--- ASSIGNMENT ---
Copy all of the data below without altering a single line.
=== RAW DATA ===
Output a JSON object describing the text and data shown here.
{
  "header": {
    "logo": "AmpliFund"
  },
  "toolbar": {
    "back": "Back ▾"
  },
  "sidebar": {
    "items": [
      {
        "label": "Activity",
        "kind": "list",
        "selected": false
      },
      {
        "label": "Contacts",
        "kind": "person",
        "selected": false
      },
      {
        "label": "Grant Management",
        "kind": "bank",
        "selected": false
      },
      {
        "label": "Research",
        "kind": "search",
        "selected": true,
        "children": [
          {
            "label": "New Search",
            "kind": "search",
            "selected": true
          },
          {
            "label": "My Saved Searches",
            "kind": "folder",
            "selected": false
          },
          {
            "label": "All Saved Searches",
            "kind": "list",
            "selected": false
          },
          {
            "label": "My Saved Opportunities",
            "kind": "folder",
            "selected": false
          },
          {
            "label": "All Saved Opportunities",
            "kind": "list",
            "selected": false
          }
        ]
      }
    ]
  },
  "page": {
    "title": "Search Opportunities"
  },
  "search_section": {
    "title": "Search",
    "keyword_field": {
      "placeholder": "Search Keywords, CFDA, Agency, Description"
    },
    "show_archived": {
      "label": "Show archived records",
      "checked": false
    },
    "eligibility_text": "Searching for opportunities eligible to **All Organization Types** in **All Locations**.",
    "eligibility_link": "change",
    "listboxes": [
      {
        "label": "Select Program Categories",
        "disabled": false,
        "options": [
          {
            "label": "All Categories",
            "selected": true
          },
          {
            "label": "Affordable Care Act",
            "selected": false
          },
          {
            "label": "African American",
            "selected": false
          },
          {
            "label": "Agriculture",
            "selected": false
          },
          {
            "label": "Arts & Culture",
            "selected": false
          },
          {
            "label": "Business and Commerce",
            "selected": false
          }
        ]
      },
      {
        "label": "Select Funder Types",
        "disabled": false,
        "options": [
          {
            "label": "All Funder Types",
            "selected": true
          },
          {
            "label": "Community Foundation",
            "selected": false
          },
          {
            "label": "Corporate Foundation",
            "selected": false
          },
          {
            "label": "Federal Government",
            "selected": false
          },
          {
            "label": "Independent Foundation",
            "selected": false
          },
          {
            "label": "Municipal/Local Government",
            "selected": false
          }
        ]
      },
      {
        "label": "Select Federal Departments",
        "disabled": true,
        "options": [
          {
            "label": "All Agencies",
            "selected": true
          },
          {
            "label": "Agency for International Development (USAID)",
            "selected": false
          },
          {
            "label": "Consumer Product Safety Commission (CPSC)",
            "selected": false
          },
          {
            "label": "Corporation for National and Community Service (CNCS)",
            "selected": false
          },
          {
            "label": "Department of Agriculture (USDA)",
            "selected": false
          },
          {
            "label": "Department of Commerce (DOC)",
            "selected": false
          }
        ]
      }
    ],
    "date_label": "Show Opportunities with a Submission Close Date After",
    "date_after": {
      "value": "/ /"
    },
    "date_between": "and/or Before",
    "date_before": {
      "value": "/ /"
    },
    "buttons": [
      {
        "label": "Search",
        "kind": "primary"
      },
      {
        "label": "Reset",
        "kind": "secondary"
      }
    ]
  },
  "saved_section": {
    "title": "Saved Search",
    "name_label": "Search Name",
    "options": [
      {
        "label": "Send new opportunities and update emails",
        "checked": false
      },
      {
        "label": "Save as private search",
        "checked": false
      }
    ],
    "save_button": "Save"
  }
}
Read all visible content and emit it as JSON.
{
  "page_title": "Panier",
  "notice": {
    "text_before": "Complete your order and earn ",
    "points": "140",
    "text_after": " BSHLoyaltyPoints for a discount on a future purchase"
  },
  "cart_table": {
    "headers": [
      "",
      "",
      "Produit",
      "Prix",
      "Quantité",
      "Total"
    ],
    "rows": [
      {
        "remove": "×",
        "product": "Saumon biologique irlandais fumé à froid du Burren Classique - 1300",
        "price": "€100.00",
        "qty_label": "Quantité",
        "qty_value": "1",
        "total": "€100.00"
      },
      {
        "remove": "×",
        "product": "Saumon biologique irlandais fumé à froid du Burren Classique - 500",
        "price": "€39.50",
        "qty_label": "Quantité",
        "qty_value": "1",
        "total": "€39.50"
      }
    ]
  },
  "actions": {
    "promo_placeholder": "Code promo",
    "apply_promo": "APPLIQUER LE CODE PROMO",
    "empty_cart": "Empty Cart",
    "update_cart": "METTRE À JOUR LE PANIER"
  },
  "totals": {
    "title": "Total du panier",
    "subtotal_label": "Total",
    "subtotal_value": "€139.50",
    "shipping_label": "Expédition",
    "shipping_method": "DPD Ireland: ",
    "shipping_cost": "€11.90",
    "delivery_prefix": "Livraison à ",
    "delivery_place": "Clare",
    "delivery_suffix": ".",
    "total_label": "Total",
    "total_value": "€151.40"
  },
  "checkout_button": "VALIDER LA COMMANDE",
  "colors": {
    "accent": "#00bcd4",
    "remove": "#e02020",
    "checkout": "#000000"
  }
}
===
--- RESPONSE AREA ---
Output a JSON object describing the text and data shown here.
{
  "header": {
    "logo": "AmpliFund"
  },
  "toolbar": {
    "back": "Back ▾"
  },
  "sidebar": {
    "items": [
      {
        "label": "Activity",
        "kind": "list",
        "selected": false
      },
      {
        "label": "Contacts",
        "kind": "person",
        "selected": false
      },
      {
        "label": "Grant Management",
        "kind": "bank",
        "selected": false
      },
      {
        "label": "Research",
        "kind": "search",
        "selected": true,
        "children": [
          {
            "label": "New Search",
            "kind": "search",
            "selected": true
          },
          {
            "label": "My Saved Searches",
            "kind": "folder",
            "selected": false
          },
          {
            "label": "All Saved Searches",
            "kind": "list",
            "selected": false
          },
          {
            "label": "My Saved Opportunities",
            "kind": "folder",
            "selected": false
          },
          {
            "label": "All Saved Opportunities",
            "kind": "list",
            "selected": false
          }
        ]
      }
    ]
  },
  "page": {
    "title": "Search Opportunities"
  },
  "search_section": {
    "title": "Search",
    "keyword_field": {
      "placeholder": "Search Keywords, CFDA, Agency, Description"
    },
    "show_archived": {
      "label": "Show archived records",
      "checked": false
    },
    "eligibility_text": "Searching for opportunities eligible to **All Organization Types** in **All Locations**.",
    "eligibility_link": "change",
    "listboxes": [
      {
        "label": "Select Program Categories",
        "disabled": false,
        "options": [
          {
            "label": "All Categories",
            "selected": true
          },
          {
            "label": "Affordable Care Act",
            "selected": false
          },
          {
            "label": "African American",
            "selected": false
          },
          {
            "label": "Agriculture",
            "selected": false
          },
          {
            "label": "Arts & Culture",
            "selected": false
          },
          {
            "label": "Business and Commerce",
            "selected": false
          }
        ]
      },
      {
        "label": "Select Funder Types",
        "disabled": false,
        "options": [
          {
            "label": "All Funder Types",
            "selected": true
          },
          {
            "label": "Community Foundation",
            "selected": false
          },
          {
            "label": "Corporate Foundation",
            "selected": false
          },
          {
            "label": "Federal Government",
            "selected": false
          },
          {
            "label": "Independent Foundation",
            "selected": false
          },
          {
            "label": "Municipal/Local Government",
            "selected": false
          }
        ]
      },
      {
        "label": "Select Federal Departments",
        "disabled": true,
        "options": [
          {
            "label": "All Agencies",
            "selected": true
          },
          {
            "label": "Agency for International Development (USAID)",
            "selected": false
          },
          {
            "label": "Consumer Product Safety Commission (CPSC)",
            "selected": false
          },
          {
            "label": "Corporation for National and Community Service (CNCS)",
            "selected": false
          },
          {
            "label": "Department of Agriculture (USDA)",
            "selected": false
          },
          {
            "label": "Department of Commerce (DOC)",
            "selected": false
          }
        ]
      }
    ],
    "date_label": "Show Opportunities with a Submission Close Date After",
    "date_after": {
      "value": "/ /"
    },
    "date_between": "and/or Before",
    "date_before": {
      "value": "/ /"
    },
    "buttons": [
      {
        "label": "Search",
        "kind": "primary"
      },
      {
        "label": "Reset",
        "kind": "secondary"
      }
    ]
  },
  "saved_section": {
    "title": "Saved Search",
    "name_label": "Search Name",
    "options": [
      {
        "label": "Send new opportunities and update emails",
        "checked": false
      },
      {
        "label": "Save as private search",
        "checked": false
      }
    ],
    "save_button": "Save"
  }
}
Read all visible content and emit it as JSON.
{
  "page_title": "Panier",
  "notice": {
    "text_before": "Complete your order and earn ",
    "points": "140",
    "text_after": " BSHLoyaltyPoints for a discount on a future purchase"
  },
  "cart_table": {
    "headers": [
      "",
      "",
      "Produit",
      "Prix",
      "Quantité",
      "Total"
    ],
    "rows": [
      {
        "remove": "×",
        "product": "Saumon biologique irlandais fumé à froid du Burren Classique - 1300",
        "price": "€100.00",
        "qty_label": "Quantité",
        "qty_value": "1",
        "total": "€100.00"
      },
      {
        "remove": "×",
        "product": "Saumon biologique irlandais fumé à froid du Burren Classique - 500",
        "price": "€39.50",
        "qty_label": "Quantité",
        "qty_value": "1",
        "total": "€39.50"
      }
    ]
  },
  "actions": {
    "promo_placeholder": "Code promo",
    "apply_promo": "APPLIQUER LE CODE PROMO",
    "empty_cart": "Empty Cart",
    "update_cart": "METTRE À JOUR LE PANIER"
  },
  "totals": {
    "title": "Total du panier",
    "subtotal_label": "Total",
    "subtotal_value": "€139.50",
    "shipping_label": "Expédition",
    "shipping_method": "DPD Ireland: ",
    "shipping_cost": "€11.90",
    "delivery_prefix": "Livraison à ",
    "delivery_place": "Clare",
    "delivery_suffix": ".",
    "total_label": "Total",
    "total_value": "€151.40"
  },
  "checkout_button": "VALIDER LA COMMANDE",
  "colors": {
    "accent": "#00bcd4",
    "remove": "#e02020",
    "checkout": "#000000"
  }
}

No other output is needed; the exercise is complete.